There you have it. I hope some of these resources encourage you!
Here we are again at the beginning of a school year. We are all the time learning through so many different experiences. For the sake of making a formal list, here is a peek into what we expect to be doing this year.
Bethany, 16, is officially in 11th grade. She has quite a busy year planned. She has three major goals:
1. Take the ACT and score well enough to be able to get into college if she so chooses.
To accomplish this, she will study extra math from Algebra 1, Geometry, and Algebra 2 and practice her essay writing skills. From taking the practice ACT test, we know she is already prepared to score well on the reading comprehension, language skills, and science reasoning parts. While she will still pursue greater proficiency in those areas, we will focus primarily on math and essay writing. She will use various texts including Math U See, Apologia Science, Weaver Unit Studies Volume 4, and many self chosen books from the library.
2. Continue progressing in dance and also work as an intern / student helper at her dance studio.
She will participate in tap, ballet, jazz, pre-point, tumbling, contemporary dance, and dance company. She will also assist and learn to teach steps in classes for younger dancers. By then end of the year, she should have a much better idea as to all that is involved in working in the dance studio area and whether it is something that she would like to pursue long term.

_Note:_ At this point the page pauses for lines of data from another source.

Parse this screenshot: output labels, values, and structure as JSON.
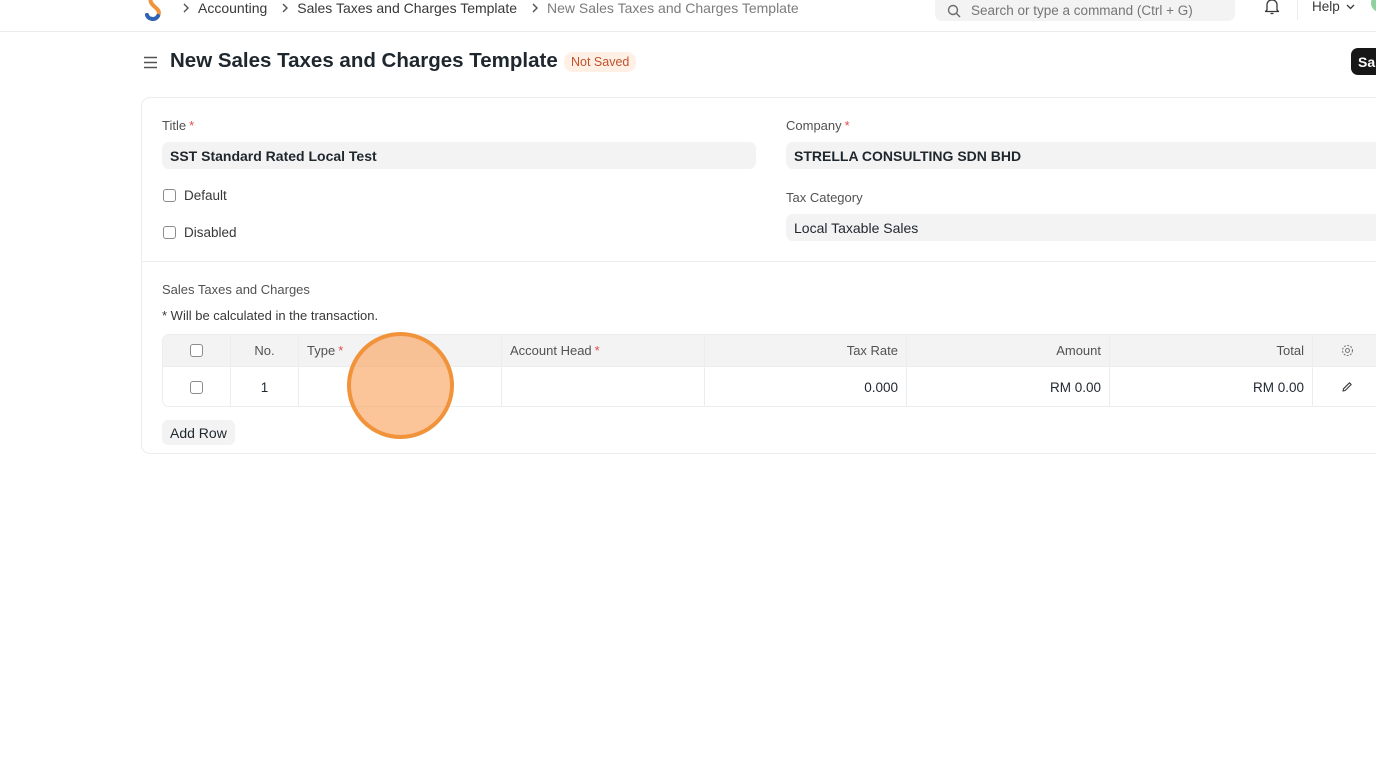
{
  "breadcrumbs": [
    "Accounting",
    "Sales Taxes and Charges Template",
    "New Sales Taxes and Charges Template"
  ],
  "search": {
    "placeholder": "Search or type a command (Ctrl + G)"
  },
  "help_label": "Help",
  "page": {
    "title": "New Sales Taxes and Charges Template",
    "status": "Not Saved",
    "save_label": "Sa"
  },
  "form": {
    "title_label": "Title",
    "title_value": "SST Standard Rated Local Test",
    "default_label": "Default",
    "disabled_label": "Disabled",
    "company_label": "Company",
    "company_value": "STRELLA CONSULTING SDN BHD",
    "tax_category_label": "Tax Category",
    "tax_category_value": "Local Taxable Sales",
    "required_mark": "*"
  },
  "taxes_section": {
    "label": "Sales Taxes and Charges",
    "note": "* Will be calculated in the transaction.",
    "columns": {
      "no": "No.",
      "type": "Type",
      "account_head": "Account Head",
      "tax_rate": "Tax Rate",
      "amount": "Amount",
      "total": "Total"
    },
    "rows": [
      {
        "no": "1",
        "type": "",
        "account_head": "",
        "tax_rate": "0.000",
        "amount": "RM 0.00",
        "total": "RM 0.00"
      }
    ],
    "add_row_label": "Add Row"
  },
  "colors": {
    "accent": "#171717",
    "status_badge_bg": "#fff0e6",
    "status_badge_text": "#c0532d",
    "required": "#e24c4c",
    "click_indicator": "#f0933a"
  },
  "icons": [
    "app-logo-icon",
    "chevron-right-icon",
    "search-icon",
    "bell-icon",
    "chevron-down-icon",
    "hamburger-menu-icon",
    "gear-icon",
    "pencil-icon"
  ]
}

She will also pursue more sewing projects, practice her music and art, cook more meals, and learn to handle more money and responsibility.
If you asked me what I considered myself able to teach my kids, sewing would not have ever been on that list. I know how to thread a needle and hand sew a bit. I own a sewing machine and have enough of an understanding of its workings to be able to make a simple set of curtains. That is the extent of my sewing knowledge.
When my high school girl came to me and asked if “she” could make a dress like the one Elsa wears in Frozen, I was definitely not on board with helping. I even hoped she’d forget the whole project. But she didn’t. She designed and mapped out her plans. I took her to the store to buy supplies, looked over her measurements to check for any errors, and helped her pin hard to reach areas for alterations. She has continued to lead the project in every way, but I am glad she allowed me to be a part of it. We have both learned so much, and shockingly, I have enjoyed “teaching” her how to sew. This has been one of the experiences of high school that I think we will both remember.